§ **TASK BRIEF**
Each line of the records below that contains "from" needs to be copied.
MATERIAL SUPPLIED: Begin
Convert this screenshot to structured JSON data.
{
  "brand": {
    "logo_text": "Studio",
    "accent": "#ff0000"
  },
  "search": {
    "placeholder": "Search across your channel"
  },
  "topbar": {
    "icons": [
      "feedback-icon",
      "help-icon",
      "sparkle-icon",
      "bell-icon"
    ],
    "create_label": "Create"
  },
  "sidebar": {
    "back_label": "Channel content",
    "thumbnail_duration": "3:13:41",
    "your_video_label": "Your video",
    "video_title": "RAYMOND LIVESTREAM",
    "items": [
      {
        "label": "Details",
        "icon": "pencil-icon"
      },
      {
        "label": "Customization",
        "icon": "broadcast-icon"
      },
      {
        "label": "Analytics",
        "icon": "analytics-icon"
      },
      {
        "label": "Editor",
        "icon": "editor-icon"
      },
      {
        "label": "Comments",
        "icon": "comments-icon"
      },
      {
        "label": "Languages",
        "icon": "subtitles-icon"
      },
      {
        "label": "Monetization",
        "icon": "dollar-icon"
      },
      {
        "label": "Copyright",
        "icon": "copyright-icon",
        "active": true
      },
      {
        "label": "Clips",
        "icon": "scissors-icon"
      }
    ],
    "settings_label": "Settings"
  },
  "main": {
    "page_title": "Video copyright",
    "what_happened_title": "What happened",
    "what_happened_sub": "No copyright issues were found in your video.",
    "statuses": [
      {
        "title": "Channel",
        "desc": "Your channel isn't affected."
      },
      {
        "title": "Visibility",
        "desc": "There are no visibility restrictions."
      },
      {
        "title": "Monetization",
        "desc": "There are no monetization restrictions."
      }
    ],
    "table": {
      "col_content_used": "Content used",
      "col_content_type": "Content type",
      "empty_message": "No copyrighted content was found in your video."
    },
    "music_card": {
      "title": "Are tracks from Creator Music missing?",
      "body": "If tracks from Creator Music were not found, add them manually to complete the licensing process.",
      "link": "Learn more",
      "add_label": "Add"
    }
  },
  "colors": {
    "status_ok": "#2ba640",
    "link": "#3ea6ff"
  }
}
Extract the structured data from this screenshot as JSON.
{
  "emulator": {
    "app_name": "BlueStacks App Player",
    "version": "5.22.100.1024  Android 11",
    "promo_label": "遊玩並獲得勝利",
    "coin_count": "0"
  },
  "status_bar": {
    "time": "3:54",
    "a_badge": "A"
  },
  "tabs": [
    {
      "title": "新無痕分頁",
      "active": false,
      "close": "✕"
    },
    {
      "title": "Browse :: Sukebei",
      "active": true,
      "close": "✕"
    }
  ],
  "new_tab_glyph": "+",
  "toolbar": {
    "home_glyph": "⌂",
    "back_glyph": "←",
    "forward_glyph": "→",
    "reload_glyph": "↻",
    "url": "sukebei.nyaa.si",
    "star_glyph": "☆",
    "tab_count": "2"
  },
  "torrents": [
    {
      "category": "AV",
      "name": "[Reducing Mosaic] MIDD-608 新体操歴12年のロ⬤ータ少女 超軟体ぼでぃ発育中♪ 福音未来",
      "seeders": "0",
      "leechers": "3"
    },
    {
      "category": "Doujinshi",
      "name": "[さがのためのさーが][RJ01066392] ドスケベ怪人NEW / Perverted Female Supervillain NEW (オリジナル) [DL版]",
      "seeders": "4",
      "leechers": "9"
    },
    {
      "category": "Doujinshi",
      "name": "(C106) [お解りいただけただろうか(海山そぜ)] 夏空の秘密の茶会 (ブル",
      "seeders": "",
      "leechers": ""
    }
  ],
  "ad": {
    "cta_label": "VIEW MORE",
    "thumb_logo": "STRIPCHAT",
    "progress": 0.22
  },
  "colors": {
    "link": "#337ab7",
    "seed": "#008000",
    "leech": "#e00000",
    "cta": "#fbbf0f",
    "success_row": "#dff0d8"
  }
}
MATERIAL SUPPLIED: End
§ **ANSWER SECTION**
      "title": "Are tracks from Creator Music missing?",
      "body": "If tracks from Creator Music were not found, add them manually to complete the licensing process.",
Extract the structured data from this screenshot as JSON.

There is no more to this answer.